**Assignment**
The records below are to be written out again, exactly as they appear.

----- Source material -----

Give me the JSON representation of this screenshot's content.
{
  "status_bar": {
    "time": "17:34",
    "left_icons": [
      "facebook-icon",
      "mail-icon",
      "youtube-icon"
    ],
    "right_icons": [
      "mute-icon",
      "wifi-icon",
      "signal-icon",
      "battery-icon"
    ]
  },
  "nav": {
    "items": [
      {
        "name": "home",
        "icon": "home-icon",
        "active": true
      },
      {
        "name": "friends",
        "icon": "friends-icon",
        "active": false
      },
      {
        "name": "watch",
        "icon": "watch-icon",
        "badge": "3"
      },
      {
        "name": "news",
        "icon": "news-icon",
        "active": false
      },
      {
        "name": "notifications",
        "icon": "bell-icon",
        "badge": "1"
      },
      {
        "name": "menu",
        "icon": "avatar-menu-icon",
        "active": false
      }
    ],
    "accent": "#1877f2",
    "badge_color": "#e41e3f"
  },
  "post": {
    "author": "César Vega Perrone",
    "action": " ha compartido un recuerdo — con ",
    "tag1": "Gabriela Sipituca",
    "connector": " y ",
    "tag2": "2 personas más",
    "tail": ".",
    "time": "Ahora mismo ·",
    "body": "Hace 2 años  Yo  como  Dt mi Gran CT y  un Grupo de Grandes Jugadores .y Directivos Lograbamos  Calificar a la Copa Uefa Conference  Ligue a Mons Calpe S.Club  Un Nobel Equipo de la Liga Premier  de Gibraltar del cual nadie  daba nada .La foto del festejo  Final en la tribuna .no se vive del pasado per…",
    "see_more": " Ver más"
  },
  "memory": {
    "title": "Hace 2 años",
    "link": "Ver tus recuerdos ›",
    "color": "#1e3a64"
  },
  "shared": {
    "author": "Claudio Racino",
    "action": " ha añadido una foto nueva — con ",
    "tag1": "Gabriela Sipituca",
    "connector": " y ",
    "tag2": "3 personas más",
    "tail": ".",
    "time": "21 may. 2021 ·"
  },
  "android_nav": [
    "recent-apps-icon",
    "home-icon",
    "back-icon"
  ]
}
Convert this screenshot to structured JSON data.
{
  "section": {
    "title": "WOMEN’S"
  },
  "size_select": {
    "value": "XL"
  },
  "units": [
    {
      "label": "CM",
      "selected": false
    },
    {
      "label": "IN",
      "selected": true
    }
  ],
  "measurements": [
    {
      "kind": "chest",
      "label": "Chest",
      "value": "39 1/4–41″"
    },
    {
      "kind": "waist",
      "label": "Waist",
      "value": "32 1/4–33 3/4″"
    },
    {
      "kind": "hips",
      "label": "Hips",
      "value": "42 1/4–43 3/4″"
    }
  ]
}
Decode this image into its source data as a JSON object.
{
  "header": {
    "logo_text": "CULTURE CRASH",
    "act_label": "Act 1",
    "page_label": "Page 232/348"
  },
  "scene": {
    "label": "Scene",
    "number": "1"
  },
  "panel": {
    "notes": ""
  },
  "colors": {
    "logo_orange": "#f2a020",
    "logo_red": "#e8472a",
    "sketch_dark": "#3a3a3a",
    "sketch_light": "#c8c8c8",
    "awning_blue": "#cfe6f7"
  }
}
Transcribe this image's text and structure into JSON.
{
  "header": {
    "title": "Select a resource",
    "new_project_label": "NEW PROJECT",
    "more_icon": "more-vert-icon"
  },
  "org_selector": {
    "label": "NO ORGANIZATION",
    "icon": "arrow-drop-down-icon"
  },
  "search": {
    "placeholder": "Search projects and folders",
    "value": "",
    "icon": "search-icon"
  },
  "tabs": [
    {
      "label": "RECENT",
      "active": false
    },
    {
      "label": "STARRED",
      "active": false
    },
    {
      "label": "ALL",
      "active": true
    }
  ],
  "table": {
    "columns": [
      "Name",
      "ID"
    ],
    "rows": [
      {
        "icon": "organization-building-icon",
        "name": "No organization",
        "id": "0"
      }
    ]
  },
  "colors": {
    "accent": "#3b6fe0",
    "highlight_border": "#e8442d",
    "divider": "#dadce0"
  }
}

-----

**Response to the task**
Give me the JSON representation of this screenshot's content.
{
  "status_bar": {
    "time": "17:34",
    "left_icons": [
      "facebook-icon",
      "mail-icon",
      "youtube-icon"
    ],
    "right_icons": [
      "mute-icon",
      "wifi-icon",
      "signal-icon",
      "battery-icon"
    ]
  },
  "nav": {
    "items": [
      {
        "name": "home",
        "icon": "home-icon",
        "active": true
      },
      {
        "name": "friends",
        "icon": "friends-icon",
        "active": false
      },
      {
        "name": "watch",
        "icon": "watch-icon",
        "badge": "3"
      },
      {
        "name": "news",
        "icon": "news-icon",
        "active": false
      },
      {
        "name": "notifications",
        "icon": "bell-icon",
        "badge": "1"
      },
      {
        "name": "menu",
        "icon": "avatar-menu-icon",
        "active": false
      }
    ],
    "accent": "#1877f2",
    "badge_color": "#e41e3f"
  },
  "post": {
    "author": "César Vega Perrone",
    "action": " ha compartido un recuerdo — con ",
    "tag1": "Gabriela Sipituca",
    "connector": " y ",
    "tag2": "2 personas más",
    "tail": ".",
    "time": "Ahora mismo ·",
    "body": "Hace 2 años  Yo  como  Dt mi Gran CT y  un Grupo de Grandes Jugadores .y Directivos Lograbamos  Calificar a la Copa Uefa Conference  Ligue a Mons Calpe S.Club  Un Nobel Equipo de la Liga Premier  de Gibraltar del cual nadie  daba nada .La foto del festejo  Final en la tribuna .no se vive del pasado per…",
    "see_more": " Ver más"
  },
  "memory": {
    "title": "Hace 2 años",
    "link": "Ver tus recuerdos ›",
    "color": "#1e3a64"
  },
  "shared": {
    "author": "Claudio Racino",
    "action": " ha añadido una foto nueva — con ",
    "tag1": "Gabriela Sipituca",
    "connector": " y ",
    "tag2": "3 personas más",
    "tail": ".",
    "time": "21 may. 2021 ·"
  },
  "android_nav": [
    "recent-apps-icon",
    "home-icon",
    "back-icon"
  ]
}
Convert this screenshot to structured JSON data.
{
  "section": {
    "title": "WOMEN’S"
  },
  "size_select": {
    "value": "XL"
  },
  "units": [
    {
      "label": "CM",
      "selected": false
    },
    {
      "label": "IN",
      "selected": true
    }
  ],
  "measurements": [
    {
      "kind": "chest",
      "label": "Chest",
      "value": "39 1/4–41″"
    },
    {
      "kind": "waist",
      "label": "Waist",
      "value": "32 1/4–33 3/4″"
    },
    {
      "kind": "hips",
      "label": "Hips",
      "value": "42 1/4–43 3/4″"
    }
  ]
}
Decode this image into its source data as a JSON object.
{
  "header": {
    "logo_text": "CULTURE CRASH",
    "act_label": "Act 1",
    "page_label": "Page 232/348"
  },
  "scene": {
    "label": "Scene",
    "number": "1"
  },
  "panel": {
    "notes": ""
  },
  "colors": {
    "logo_orange": "#f2a020",
    "logo_red": "#e8472a",
    "sketch_dark": "#3a3a3a",
    "sketch_light": "#c8c8c8",
    "awning_blue": "#cfe6f7"
  }
}
Transcribe this image's text and structure into JSON.
{
  "header": {
    "title": "Select a resource",
    "new_project_label": "NEW PROJECT",
    "more_icon": "more-vert-icon"
  },
  "org_selector": {
    "label": "NO ORGANIZATION",
    "icon": "arrow-drop-down-icon"
  },
  "search": {
    "placeholder": "Search projects and folders",
    "value": "",
    "icon": "search-icon"
  },
  "tabs": [
    {
      "label": "RECENT",
      "active": false
    },
    {
      "label": "STARRED",
      "active": false
    },
    {
      "label": "ALL",
      "active": true
    }
  ],
  "table": {
    "columns": [
      "Name",
      "ID"
    ],
    "rows": [
      {
        "icon": "organization-building-icon",
        "name": "No organization",
        "id": "0"
      }
    ]
  },
  "colors": {
    "accent": "#3b6fe0",
    "highlight_border": "#e8442d",
    "divider": "#dadce0"
  }
}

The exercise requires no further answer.